  7. says:

    This was the one I stopped at when I originally read this series, and I very much remember why it combines three elements of previous and later installations, namely someone politically trying to frame Scarpetta plus view spoiler terrorism and someone threatening Lucy because lesbians hide spoiler

  8. says:

    Kay Scarpetta is starting to get on my nerves

  9. says:

    Dr Kay Scarpetta and her friends are all over a scary body dismemberment case, suspecting a serial killer Only the torso is found, at first, in a Richmond, Virginia landfill Clues from the body indicate there is going on than bloodlust though Was the victim infected with a terrible disease A lot of people soon seem to be dying of Unnatural Exposure in this eighth novel in the series of Scarpetta murder mysteries.Can the team of FBI agents and forensic scientists headed by Scarpetta, chief medical examiner of Virginia, find out who and what is behind the deaths Is there a terrorist loose There are dramas and graphic chills aplenty in the Scarpetta procedural mysteries However, I recommend beginning with the first book in the series, Postmortem , and reading the series in order The novels have continuing star crossed love relationships, as well as many interlinked family and work problems, which develop from book to book in the series.

  10. says:

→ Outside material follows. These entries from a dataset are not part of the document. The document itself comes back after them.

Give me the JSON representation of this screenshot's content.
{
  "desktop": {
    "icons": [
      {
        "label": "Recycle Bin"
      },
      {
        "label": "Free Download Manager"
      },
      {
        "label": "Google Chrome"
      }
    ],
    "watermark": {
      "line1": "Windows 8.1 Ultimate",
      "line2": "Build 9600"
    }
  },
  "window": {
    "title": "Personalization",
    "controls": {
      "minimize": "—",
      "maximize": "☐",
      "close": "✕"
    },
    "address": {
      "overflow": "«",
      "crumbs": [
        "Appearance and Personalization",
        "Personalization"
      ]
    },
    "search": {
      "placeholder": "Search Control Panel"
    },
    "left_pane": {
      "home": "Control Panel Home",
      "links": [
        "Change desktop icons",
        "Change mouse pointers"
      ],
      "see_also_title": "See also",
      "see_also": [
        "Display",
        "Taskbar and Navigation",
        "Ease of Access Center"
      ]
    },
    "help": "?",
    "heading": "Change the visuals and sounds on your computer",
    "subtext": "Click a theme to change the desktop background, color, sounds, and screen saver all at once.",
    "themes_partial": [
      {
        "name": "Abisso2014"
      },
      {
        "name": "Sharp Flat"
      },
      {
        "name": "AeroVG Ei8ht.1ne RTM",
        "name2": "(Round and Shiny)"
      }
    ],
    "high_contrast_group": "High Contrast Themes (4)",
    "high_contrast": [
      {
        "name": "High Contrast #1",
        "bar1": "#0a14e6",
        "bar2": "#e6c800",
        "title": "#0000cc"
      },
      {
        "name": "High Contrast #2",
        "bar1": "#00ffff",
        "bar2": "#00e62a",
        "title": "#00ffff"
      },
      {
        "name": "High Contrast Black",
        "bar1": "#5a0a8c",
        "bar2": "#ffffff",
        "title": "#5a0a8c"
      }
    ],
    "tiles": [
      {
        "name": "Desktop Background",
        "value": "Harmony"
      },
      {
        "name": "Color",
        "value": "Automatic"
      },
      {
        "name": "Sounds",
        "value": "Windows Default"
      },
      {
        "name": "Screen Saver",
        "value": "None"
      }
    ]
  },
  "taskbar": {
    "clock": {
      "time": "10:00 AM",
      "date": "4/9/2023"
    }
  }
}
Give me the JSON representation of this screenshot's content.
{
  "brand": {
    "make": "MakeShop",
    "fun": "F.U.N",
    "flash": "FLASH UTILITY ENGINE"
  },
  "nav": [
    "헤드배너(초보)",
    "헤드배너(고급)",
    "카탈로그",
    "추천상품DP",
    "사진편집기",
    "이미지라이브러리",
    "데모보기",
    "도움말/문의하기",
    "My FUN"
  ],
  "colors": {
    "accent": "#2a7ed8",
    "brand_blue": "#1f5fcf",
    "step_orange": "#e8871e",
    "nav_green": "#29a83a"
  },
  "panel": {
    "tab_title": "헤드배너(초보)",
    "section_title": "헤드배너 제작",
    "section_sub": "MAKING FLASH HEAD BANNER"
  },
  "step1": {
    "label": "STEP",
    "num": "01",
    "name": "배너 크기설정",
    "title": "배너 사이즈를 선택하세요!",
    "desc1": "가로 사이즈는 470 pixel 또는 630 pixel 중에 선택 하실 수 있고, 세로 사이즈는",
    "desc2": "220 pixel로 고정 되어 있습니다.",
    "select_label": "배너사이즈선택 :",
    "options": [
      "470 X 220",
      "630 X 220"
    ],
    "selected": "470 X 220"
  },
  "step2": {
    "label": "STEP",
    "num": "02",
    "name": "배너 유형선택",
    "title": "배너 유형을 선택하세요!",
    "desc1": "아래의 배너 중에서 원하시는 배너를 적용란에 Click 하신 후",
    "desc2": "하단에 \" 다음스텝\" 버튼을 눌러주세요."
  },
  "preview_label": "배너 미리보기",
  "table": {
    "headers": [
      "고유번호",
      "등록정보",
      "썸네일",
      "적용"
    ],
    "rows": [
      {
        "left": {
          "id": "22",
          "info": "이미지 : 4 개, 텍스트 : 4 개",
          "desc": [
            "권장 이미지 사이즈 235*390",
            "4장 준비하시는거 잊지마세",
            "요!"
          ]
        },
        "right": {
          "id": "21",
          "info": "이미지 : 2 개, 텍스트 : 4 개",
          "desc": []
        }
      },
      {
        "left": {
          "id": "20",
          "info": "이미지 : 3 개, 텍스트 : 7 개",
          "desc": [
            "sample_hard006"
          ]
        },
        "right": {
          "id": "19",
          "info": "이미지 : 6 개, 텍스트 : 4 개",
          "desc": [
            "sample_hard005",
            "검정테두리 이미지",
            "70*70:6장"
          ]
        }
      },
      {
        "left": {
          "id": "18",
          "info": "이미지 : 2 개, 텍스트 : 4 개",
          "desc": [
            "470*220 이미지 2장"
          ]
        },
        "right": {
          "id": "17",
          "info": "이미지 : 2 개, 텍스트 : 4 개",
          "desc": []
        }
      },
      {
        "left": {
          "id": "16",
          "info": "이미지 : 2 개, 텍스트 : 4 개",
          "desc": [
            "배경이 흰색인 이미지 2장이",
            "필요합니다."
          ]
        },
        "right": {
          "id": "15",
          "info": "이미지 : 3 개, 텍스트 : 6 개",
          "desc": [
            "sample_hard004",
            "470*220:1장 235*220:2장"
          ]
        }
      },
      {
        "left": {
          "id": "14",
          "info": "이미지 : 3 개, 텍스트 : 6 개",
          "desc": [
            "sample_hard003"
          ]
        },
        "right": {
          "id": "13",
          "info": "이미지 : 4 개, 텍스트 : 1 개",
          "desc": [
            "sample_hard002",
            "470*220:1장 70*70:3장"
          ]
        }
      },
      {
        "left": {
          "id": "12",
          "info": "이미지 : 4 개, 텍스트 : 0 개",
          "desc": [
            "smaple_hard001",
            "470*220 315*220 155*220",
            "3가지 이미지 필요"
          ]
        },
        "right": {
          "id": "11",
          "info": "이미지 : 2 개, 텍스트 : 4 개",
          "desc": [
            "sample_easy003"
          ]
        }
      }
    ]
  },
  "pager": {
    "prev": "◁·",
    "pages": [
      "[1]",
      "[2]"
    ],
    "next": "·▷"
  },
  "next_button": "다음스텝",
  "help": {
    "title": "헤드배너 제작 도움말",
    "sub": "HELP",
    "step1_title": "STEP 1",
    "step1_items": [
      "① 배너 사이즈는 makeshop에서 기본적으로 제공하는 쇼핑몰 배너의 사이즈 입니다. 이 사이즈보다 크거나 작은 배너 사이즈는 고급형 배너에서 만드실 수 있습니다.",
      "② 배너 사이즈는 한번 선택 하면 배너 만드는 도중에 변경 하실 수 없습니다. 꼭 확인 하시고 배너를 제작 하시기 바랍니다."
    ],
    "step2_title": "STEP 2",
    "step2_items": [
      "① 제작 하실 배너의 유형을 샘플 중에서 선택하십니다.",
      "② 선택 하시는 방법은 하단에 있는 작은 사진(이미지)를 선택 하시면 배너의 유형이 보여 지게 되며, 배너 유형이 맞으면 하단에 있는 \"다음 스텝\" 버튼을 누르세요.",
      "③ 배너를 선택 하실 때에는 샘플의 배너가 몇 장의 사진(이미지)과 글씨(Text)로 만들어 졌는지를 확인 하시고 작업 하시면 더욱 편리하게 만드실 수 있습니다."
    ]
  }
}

    Cornwell returns with a powerful mystery that pits Scarpetta against her most cunning adversary to date When bodies begin showing up, dismembered, both in Virginia and Ireland, Scarpetta cannot help but investigate to determine what sort of brutal psychopath might be on the loose When the killer begins to contact her with clues and intimate knowledge from her life, the mystery gets personal Engaged in an ongoing dialogue in chat rooms, Scarpetta comes cursor to cursor with the killer on numerous occasions When the murders escalate and a deadly virus is added to the mix, the case moves from urgent to cataclysmic Cornwell pulls out all the stops and brings closure in stunning fashion to this exquisite Scarpetta novel, sure to impress fans and newbies alike.The powerful character development for which Cornwell is well known in the series is not lost within this powerful story line and plot While the detail and attention to nuances is stellar, the reader is not lost in the technical jargon Cornwell does well to introduce new and exciting ideas into her stories, while keeping her beloved characters and developing their back stories to the point of sucking the reader in This novel has great development and a whopper of an epilogue to tie up some loose ends left dangling for a few novels.Kudos Madam Cornwell on an excellent novel and a highly entertaining story.